Martin Tielli

By Peter Hemminger

It’s time to face facts: I’m just an awkward white boy at heart. Despite efforts to expand in funkier directions, to shake it like that proverbial Polaroid picture, my album of the year once again resides in the realm of rock and roll.

At least, on the fringe of rock and roll.

Martin Tielli has never been one to be easily classified. He’s rock in the same sense that Queen is rock, or that Outkast is hip hop. It’s just the easy label.

The first words on Operation Infinite Joy are "I hate you all," and while it isn’t the harshest opening to a pop album this year, it is a call to attention. What follows is one of the most theatrical, creative and, dare I say it, splendiferous albums to emerge in years. It’s more focused than his works with the Rheostatics, richer than its darker but equally wonderful acoustic predecessor We Never Suspected He Was The Poppy Salesman, and far more accessible than his work as Nick Buzz. All of which make it an ideal entry point to Tielli’s superb catalog.

The unconventional voice, impressionist lyrics and occasionally flamboyant guitar work may not make for the easiest first listen, and it could take a few tries to become fully immersed, but it’s time well spent. From piano stomps to gospel romps to gothic choirs, there’s a magic to Tielli’s music that’s nearly impossible to find elsewhere.

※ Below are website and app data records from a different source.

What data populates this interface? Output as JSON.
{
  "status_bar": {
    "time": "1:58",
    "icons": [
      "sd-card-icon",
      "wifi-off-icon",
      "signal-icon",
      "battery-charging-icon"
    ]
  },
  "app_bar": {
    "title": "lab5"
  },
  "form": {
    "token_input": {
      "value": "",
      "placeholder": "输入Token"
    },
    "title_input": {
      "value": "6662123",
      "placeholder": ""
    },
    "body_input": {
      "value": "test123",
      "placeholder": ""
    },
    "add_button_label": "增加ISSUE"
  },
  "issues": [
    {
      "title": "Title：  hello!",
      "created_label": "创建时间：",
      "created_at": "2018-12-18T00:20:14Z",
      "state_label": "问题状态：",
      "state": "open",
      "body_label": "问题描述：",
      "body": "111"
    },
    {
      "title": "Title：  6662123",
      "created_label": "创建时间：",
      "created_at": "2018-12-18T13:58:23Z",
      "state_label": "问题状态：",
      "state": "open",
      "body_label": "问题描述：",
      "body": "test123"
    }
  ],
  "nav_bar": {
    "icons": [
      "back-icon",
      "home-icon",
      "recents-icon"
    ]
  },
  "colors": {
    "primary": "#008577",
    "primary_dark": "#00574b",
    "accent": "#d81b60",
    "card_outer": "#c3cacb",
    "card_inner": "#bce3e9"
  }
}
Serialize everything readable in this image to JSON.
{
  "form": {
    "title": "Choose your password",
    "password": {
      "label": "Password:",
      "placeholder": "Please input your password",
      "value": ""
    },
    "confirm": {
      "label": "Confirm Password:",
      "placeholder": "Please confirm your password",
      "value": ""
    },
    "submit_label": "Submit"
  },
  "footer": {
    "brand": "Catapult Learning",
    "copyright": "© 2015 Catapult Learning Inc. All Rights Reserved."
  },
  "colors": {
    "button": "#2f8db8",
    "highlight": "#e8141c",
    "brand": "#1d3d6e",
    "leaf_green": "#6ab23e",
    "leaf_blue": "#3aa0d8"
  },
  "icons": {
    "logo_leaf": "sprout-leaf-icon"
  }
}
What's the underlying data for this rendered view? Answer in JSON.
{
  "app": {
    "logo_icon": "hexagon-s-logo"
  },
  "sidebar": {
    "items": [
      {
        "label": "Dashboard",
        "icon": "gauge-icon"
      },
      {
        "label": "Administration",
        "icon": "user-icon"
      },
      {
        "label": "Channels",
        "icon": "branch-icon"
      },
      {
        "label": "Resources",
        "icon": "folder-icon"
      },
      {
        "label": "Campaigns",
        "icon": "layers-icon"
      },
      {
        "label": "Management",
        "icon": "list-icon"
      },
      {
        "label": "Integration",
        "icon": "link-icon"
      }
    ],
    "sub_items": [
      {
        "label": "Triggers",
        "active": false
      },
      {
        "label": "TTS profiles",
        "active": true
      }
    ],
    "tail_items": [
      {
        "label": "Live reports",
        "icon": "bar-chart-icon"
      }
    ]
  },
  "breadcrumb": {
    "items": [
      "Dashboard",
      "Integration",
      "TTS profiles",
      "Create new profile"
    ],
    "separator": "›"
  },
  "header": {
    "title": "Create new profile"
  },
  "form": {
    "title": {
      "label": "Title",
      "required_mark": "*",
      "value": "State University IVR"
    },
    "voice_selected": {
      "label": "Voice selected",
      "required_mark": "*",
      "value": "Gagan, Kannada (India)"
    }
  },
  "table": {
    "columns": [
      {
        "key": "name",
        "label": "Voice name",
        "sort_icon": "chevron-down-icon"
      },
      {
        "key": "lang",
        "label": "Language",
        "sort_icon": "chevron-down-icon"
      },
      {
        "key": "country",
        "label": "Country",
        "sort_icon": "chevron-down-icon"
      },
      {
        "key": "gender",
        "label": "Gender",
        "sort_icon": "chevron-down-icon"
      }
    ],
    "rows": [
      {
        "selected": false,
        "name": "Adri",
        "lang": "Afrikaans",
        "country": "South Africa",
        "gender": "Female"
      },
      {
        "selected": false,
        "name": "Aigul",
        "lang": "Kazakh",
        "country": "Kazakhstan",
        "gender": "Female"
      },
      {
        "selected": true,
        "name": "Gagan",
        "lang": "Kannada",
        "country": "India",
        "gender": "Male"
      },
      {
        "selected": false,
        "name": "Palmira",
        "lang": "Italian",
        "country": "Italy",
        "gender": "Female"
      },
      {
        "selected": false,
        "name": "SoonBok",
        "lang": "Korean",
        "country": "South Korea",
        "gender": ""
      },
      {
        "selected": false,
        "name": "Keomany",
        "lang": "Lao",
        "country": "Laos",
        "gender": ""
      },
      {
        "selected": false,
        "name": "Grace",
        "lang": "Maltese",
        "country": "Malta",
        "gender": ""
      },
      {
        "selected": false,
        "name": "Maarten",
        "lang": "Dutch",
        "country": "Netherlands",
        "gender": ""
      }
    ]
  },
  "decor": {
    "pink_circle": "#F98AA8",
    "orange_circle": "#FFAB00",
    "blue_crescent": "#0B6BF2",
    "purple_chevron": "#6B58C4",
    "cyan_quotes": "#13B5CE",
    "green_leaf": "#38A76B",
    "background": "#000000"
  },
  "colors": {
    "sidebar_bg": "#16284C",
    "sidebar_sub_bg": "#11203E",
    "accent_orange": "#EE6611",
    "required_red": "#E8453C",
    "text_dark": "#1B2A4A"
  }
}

The Weakerthans–Reconstruction Site

Joel Plaskett Emergency–Truthfully, Truthfully